Ramon Sessions, PG, Cleveland Cavaliers: It's easy to ignore the relatively minor trade that brought Sessions to Cleveland, although he has been atop people's preseason sleeper lists in the past after effective play in limited minutes and roles, and never had a situation as lucrative as what he will have in Cleveland. With the King gone, there are tons of assists to go around, and Sessions will also have to shoulder a significant scoring load. I could easily see him averaging 15 points and seven assists with more than a steal per game and decent percentages, as well as a solid turnover rate. That would make Sessions a nice sleeper once again come draft day. He doesn't provide 3s, but they're relatively easy to find elsewhere from guards, so don't avoid him for that simple fact, just bear it in mind when assessing his value. I see him pushing Mo Williams into more of a combo guard role and stealing away some of his value as well, which mostly lies in 3-pointers anyway.

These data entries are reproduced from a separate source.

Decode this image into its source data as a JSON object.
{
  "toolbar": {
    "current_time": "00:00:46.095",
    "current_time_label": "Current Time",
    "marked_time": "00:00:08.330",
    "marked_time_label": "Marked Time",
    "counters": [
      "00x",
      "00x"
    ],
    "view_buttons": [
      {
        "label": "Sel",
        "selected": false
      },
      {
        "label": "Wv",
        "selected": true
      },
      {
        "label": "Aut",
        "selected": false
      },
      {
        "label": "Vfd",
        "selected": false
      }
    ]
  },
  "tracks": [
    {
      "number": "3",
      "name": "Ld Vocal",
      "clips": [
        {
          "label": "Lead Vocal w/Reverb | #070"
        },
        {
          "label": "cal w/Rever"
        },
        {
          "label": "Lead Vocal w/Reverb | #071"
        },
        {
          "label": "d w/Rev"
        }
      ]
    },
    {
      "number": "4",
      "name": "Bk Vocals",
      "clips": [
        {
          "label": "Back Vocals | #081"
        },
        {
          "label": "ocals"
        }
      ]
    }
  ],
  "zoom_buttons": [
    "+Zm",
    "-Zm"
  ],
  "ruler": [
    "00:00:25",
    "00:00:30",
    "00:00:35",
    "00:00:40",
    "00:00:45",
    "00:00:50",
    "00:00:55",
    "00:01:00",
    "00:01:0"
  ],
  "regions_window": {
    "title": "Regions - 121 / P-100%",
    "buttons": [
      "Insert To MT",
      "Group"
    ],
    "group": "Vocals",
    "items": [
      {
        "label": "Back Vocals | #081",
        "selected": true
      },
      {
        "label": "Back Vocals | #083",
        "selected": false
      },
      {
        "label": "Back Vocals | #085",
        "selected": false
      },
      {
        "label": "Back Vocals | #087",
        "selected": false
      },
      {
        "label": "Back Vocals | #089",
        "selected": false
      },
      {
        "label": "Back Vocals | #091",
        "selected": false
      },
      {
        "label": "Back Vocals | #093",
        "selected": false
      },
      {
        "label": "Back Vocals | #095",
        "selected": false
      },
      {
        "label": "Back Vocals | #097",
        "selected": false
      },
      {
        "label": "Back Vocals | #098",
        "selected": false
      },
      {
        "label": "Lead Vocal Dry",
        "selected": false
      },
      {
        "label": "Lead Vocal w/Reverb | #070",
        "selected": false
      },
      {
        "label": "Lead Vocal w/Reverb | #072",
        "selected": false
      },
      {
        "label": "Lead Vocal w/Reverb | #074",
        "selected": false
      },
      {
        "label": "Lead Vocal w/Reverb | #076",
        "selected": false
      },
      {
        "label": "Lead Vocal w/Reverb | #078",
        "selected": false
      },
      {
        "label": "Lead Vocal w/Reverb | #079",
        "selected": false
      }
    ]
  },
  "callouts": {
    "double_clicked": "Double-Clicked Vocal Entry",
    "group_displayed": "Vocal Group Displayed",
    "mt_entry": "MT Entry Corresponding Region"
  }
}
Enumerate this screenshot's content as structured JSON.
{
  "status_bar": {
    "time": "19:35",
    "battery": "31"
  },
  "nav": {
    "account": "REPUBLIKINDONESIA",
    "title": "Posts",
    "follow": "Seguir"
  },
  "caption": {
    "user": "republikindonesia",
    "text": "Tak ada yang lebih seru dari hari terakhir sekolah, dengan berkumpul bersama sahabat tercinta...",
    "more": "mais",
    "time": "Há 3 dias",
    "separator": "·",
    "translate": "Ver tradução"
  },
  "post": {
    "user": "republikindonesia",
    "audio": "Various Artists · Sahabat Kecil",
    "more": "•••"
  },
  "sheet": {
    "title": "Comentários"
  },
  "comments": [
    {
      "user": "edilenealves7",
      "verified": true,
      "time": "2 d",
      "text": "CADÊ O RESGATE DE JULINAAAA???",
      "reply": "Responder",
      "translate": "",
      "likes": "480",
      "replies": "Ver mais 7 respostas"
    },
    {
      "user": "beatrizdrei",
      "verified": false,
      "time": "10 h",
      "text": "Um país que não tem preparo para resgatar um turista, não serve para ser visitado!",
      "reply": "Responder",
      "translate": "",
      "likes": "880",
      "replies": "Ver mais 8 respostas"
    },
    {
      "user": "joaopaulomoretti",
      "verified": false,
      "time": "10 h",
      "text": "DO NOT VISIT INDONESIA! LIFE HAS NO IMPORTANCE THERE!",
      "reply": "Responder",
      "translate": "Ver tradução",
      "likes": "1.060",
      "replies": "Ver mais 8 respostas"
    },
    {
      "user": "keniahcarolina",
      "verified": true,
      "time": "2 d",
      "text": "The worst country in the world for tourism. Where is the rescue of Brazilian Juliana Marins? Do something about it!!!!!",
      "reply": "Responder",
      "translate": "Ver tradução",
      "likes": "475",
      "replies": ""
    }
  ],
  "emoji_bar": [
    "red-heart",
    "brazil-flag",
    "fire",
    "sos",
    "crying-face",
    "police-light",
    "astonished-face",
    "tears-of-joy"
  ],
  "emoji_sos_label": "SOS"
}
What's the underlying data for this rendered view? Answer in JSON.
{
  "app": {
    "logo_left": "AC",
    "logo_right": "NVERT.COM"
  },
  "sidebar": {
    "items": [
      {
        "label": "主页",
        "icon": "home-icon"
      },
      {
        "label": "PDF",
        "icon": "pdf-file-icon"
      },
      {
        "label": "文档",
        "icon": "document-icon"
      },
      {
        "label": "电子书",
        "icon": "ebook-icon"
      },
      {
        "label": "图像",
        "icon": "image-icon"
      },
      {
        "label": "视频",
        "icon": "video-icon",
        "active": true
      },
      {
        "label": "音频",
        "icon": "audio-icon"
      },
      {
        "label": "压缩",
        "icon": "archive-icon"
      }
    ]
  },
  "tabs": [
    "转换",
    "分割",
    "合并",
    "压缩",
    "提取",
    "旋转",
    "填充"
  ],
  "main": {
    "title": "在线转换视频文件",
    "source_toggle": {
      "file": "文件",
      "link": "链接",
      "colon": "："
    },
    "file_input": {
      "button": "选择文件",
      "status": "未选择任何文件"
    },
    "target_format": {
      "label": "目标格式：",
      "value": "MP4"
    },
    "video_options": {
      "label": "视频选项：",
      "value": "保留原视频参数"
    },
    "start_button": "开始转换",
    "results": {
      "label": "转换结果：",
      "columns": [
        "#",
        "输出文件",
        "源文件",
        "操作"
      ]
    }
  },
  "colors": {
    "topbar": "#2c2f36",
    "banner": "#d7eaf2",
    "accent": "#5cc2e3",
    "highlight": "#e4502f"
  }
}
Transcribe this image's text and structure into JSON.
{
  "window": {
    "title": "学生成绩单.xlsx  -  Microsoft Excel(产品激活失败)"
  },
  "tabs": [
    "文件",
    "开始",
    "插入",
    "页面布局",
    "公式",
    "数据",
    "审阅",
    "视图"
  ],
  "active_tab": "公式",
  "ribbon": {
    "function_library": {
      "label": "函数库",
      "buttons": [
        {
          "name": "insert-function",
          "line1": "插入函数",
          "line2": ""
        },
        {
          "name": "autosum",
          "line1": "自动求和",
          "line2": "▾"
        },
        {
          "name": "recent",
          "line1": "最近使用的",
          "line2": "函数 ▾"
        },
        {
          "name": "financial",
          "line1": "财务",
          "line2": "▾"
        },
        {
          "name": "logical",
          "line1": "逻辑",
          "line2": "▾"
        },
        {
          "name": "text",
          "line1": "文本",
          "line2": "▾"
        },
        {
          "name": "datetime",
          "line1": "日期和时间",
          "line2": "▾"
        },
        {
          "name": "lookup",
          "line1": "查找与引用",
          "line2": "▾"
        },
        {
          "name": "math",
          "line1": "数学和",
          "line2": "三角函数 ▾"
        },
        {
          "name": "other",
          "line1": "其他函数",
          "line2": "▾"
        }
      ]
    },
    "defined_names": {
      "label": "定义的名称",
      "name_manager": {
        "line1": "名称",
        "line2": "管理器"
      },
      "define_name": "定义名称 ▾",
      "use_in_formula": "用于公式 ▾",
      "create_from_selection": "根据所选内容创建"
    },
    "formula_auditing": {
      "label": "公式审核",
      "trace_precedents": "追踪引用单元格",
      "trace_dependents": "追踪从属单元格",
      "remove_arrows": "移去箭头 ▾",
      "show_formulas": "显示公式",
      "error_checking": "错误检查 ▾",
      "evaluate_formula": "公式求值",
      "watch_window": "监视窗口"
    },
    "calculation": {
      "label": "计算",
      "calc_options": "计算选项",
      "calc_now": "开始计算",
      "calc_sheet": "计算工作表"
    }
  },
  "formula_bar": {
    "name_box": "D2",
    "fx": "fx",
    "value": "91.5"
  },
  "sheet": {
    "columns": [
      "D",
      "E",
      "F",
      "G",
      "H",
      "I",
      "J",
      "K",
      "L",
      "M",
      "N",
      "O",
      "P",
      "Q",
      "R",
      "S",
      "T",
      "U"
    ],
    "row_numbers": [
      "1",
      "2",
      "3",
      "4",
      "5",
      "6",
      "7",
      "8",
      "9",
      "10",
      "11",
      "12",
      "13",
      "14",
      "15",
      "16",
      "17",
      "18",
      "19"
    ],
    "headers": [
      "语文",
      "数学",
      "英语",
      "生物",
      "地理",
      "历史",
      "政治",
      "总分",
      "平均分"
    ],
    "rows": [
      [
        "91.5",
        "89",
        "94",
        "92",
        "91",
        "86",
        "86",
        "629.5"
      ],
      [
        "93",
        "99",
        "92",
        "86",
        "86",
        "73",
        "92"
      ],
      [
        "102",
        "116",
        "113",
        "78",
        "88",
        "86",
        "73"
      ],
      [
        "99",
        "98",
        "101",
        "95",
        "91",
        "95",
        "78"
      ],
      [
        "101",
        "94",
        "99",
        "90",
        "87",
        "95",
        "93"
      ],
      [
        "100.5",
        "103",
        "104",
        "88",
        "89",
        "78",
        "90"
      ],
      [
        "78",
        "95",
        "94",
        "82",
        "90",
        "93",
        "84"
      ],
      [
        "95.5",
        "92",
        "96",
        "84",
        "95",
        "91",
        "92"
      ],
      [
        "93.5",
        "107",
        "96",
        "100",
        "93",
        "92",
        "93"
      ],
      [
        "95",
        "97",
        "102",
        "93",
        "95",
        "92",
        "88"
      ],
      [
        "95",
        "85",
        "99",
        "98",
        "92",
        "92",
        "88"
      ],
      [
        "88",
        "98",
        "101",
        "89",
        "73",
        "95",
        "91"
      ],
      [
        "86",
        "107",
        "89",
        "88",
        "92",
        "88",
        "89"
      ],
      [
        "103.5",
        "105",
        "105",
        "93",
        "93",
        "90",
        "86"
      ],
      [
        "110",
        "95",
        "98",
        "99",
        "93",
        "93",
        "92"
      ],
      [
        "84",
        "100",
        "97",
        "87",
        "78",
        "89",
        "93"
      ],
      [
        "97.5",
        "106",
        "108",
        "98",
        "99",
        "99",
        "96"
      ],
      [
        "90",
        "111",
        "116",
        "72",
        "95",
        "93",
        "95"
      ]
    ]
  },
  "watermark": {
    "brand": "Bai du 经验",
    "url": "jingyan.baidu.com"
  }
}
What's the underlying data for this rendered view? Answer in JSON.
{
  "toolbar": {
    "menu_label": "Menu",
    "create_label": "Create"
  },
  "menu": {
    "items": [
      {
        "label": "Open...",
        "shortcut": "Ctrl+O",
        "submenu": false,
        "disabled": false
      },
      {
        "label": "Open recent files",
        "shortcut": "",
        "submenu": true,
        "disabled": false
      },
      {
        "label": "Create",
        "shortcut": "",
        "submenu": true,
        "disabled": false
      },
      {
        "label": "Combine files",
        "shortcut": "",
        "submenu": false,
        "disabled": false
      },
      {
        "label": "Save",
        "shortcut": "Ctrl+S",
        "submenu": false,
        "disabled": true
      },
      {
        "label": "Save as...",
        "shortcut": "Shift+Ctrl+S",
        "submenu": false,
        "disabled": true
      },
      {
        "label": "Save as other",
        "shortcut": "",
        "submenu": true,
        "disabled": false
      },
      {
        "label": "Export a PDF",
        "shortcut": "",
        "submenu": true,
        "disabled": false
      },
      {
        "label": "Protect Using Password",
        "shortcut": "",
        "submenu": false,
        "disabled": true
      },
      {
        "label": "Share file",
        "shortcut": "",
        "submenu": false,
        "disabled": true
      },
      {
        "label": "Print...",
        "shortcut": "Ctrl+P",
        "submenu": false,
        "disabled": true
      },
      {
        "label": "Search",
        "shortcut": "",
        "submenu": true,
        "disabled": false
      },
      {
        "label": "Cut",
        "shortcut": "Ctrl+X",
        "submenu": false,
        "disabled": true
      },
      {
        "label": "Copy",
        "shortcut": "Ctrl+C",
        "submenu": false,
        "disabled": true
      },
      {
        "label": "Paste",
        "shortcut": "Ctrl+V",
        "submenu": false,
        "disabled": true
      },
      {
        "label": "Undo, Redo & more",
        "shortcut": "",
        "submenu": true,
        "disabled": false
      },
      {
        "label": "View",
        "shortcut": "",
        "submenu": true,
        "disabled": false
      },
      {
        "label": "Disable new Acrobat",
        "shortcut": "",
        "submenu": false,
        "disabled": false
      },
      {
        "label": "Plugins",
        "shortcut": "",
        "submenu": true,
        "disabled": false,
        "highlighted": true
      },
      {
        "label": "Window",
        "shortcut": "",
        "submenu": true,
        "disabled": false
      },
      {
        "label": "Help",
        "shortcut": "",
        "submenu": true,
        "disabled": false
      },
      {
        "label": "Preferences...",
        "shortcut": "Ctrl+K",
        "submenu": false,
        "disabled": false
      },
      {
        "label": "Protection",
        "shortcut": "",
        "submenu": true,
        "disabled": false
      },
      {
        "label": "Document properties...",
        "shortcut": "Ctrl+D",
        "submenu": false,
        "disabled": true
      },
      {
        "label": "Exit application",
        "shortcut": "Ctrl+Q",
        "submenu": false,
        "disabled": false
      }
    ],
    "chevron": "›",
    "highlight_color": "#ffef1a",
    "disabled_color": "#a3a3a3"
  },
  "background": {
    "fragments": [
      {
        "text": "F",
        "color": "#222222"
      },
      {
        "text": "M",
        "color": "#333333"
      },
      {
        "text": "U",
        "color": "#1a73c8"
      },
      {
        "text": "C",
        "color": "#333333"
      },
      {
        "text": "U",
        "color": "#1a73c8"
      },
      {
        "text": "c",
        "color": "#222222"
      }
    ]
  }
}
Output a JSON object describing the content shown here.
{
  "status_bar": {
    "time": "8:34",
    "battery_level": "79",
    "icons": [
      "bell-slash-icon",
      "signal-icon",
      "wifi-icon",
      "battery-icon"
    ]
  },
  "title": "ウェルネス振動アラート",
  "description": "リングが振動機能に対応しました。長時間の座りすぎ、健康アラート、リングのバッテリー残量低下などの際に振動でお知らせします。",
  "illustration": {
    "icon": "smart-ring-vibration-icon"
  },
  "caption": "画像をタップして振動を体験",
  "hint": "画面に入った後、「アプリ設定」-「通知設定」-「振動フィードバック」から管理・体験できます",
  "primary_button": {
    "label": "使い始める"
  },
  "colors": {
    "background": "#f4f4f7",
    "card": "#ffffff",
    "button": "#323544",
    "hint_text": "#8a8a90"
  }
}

Shaquille O'Neal, C, Boston Celtics: I'm avoiding the Big Leprechaun in the fantasy game as I have for the past several seasons, simply because the free throw percentage (.496 on 4.3 attempts per game in Cleveland in 2009-10) and unpredictability isn't worth having him as a team mascot. That being said, he'll likely assume a bigger role in Boston than he did in Cleveland, especially for the first chunk of the season while Kendrick Perkins is sidelined. I could see him hovering around 14 points and seven rebounds with 1.5 blocks per game, but his health is unpredictable and free-throw shooting predictably bad. Still, he's an upgrade from when he was in Cleveland, and in deeper two-center leagues he'll be an option for owners late in the draft.

Linas Kleiza, PF/SF, Toronto Raptors: Kleiza slides into the starting small forward job in Toronto after the trade that rid the Raptors of Hedo Turkoglu, which equals a big upgrade in Kleiza's stats, as he was mired behind Carmelo Anthony in Denver for a couple seasons before bouncing to Europe for the 2009-10 campaign. He made a name for himself in deep leagues as a source of 3s (0.9 per game for his career despite averaging just 19 minutes) before the move, and could easily flirt with 2.0 3s per game this season in a starting role for the Euro-looking Raptors. He averaged 17.2 points, 6.4 rebounds, 1.4 3s and 0.7 steals per game in 30 Euroleague contests, and will be a decent source of points for the Raptors with a much larger role than ever before in the NBA. Don't count on him for peripherals, as his steals, assists and blocks are negligible, but he's a solid scorer with low turnovers who should fit in nicely with the Raps after a year across the pond.

Josh Whitling is a fantasy basketball analyst for ESPN.com.

Josh Whitling

Fantasy Basketball
Josh Whitling is a fantasy basketball analyst for ESPN.com.